  • Tulong Moneyreef hasn’t yet hit 60 in the ratings and that’s not good enough.

Those horses who have raced once

  • Aiden O’Brien has put out two horses – the oft-tried Paradiso, and Numen. The latter has raced once, with a 60+ to his name, and gets the better jockey today. That’s telling when a trainer puts out two horses in one race – look for the jockey rating and you know the one he thinks will win.
  • Fraterculus rates slightly better – but not enough to make it significant – and has a slightly better speed rating. He’s not from a yard that gets a high trainer rating though, so he may not have the support of Numen, who benefits from a better jockey.
  • Overlord has a speed rating of 44 – so he started off poorly, and has a poor LR (form) rating.

And those horses who have not raced yet

  • A stallion rating of 2 is considered good – and Danger Money comes close, with good jockey/trainer ratings as well. I’d almost be tempted to take him at that price.
  • Ciel d’Afrique has a better stallion rating but isn’t as well supported in terms of jockey & trainer.

So, knowing what we know…

Maidens are more often won by horses that have already run than by horses that have not won. Unraced 3yos only have a 6.5% chance of winning compared to 10.6% for those that have raced once.

It rises to 15% for those that have raced three times, which might bode well for Paradiso.

But given the scope for improvement after one race, the stars do appear to have lined up for Numen, who has a 60+ rating, takes the top jockey rating and comes from Aiden O’Brien’s yard, so is the number one choice for the number one yard. With a speed rating not far off the fastest horse in the race, he appears overpriced at 5/1.

Fraterculus also appears vastly overpriced, having raced once with a similar rating and a better speed rating, and while he doesn’t have the jockey and trainer ratings to match those of Numen, he could also improve on his second outing.

The favourite Lough Cutra does appear to be racing well with some excellent ratings and he’s heading for that vital 3rd race – but it’s slightly worrying that he hasn’t won yet and his speed rating is so low in comparison to others.

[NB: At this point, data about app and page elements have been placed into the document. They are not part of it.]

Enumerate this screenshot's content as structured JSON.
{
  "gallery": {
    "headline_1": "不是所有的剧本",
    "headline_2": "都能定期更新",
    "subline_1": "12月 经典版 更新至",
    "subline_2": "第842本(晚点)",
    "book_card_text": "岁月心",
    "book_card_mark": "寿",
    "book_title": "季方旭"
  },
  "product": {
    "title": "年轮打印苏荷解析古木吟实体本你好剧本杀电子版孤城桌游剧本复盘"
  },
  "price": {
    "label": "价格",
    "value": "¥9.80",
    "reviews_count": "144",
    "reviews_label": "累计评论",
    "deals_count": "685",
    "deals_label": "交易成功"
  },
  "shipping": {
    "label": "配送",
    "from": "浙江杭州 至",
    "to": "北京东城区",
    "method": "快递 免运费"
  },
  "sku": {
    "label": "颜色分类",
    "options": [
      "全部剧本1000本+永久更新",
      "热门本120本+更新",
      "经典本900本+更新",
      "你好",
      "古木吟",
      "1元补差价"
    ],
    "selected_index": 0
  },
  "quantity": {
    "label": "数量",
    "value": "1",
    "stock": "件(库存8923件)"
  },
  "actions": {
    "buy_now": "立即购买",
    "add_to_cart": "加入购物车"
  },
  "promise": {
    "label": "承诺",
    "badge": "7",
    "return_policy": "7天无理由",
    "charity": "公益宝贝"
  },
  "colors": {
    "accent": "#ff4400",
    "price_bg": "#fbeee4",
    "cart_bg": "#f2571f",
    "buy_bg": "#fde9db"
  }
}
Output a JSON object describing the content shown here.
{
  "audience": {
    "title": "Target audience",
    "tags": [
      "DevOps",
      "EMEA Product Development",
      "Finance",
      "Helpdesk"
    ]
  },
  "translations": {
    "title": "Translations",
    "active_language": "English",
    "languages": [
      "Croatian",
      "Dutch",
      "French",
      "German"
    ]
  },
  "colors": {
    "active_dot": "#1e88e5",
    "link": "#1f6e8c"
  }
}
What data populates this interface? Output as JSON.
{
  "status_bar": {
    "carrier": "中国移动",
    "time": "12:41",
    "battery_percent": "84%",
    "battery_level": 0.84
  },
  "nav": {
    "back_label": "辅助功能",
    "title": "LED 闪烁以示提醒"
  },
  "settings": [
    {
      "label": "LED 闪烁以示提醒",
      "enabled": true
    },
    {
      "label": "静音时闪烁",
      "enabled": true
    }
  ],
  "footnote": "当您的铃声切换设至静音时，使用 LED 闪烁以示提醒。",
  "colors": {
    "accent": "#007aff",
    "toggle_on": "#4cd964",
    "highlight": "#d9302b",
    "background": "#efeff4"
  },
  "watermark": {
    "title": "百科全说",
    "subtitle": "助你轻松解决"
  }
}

However, with strong form ratings like that, you can’t rule him out.

So – if you want some value you would back Numen or Fraterculus, and if you wanted to back the favourite Lough Cutra, then you wouldn’t be completely out of your mind.

As it turns out, that was the top three, and the stallion pick Ciel d’Afrique came back in fourth with Paradiso 5th.

So, remember

  • The clues are all there: trainers picking certain jockeys, horses with poor speed ratings, etc.
  • Backing unraced horses vs already raced horses is a risk
  • Stallion ratings are useful – if backed up by jockey & trainer ratings
  • Horses that don’t win often keep up the not winning
  • Jockey & Trainer ratings can really help when you don’t know much about a horse – speed, too
  • You’re looking for the next rating – place less importance on the LR rating and imagine what the improvement might be